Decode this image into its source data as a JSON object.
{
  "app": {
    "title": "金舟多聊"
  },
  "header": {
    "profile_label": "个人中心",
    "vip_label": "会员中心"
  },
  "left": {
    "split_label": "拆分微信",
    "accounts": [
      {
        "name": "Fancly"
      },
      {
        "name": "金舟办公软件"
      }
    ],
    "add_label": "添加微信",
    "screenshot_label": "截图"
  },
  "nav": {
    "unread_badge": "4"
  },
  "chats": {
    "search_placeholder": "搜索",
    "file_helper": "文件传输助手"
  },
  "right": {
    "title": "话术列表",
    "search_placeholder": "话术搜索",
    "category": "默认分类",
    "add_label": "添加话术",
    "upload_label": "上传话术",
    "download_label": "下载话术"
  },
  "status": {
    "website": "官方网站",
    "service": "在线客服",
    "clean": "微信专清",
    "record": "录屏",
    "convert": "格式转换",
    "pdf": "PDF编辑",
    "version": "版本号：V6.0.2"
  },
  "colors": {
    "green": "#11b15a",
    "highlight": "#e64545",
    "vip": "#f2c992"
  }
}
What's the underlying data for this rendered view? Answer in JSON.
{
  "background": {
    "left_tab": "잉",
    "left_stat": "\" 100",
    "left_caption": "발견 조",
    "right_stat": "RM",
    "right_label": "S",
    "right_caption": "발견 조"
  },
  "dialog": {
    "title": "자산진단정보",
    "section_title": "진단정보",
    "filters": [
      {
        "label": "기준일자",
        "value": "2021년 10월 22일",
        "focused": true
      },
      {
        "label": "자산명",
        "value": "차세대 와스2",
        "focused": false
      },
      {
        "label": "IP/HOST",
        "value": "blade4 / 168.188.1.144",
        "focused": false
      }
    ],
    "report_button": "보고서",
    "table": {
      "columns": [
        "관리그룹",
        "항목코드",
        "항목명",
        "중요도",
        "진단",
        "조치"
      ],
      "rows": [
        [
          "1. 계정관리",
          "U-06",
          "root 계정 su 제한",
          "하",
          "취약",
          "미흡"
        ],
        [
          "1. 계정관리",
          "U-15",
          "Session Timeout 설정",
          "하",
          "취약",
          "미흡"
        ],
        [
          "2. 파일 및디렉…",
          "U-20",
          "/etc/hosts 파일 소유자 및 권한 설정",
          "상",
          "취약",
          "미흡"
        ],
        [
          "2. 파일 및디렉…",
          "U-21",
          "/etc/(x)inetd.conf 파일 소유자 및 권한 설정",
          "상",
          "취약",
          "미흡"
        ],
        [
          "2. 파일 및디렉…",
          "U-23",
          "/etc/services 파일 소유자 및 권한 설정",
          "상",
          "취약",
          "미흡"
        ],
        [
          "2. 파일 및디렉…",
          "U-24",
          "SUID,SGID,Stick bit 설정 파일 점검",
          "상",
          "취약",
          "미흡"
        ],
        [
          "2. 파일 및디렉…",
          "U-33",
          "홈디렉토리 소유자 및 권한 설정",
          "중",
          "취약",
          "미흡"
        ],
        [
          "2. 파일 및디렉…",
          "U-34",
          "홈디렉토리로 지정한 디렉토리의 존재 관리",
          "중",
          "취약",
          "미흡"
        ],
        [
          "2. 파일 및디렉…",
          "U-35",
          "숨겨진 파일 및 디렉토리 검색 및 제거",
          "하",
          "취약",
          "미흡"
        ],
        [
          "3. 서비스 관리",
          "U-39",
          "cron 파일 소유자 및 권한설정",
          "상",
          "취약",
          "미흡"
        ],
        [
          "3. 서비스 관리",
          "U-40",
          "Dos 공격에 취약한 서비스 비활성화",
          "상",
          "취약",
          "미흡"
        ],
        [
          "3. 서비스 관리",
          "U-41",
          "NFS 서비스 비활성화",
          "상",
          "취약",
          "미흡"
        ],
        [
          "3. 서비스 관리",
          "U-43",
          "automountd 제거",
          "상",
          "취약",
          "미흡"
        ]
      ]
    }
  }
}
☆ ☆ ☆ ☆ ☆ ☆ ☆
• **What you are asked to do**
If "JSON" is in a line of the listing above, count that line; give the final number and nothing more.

• **Solution to this problem**
2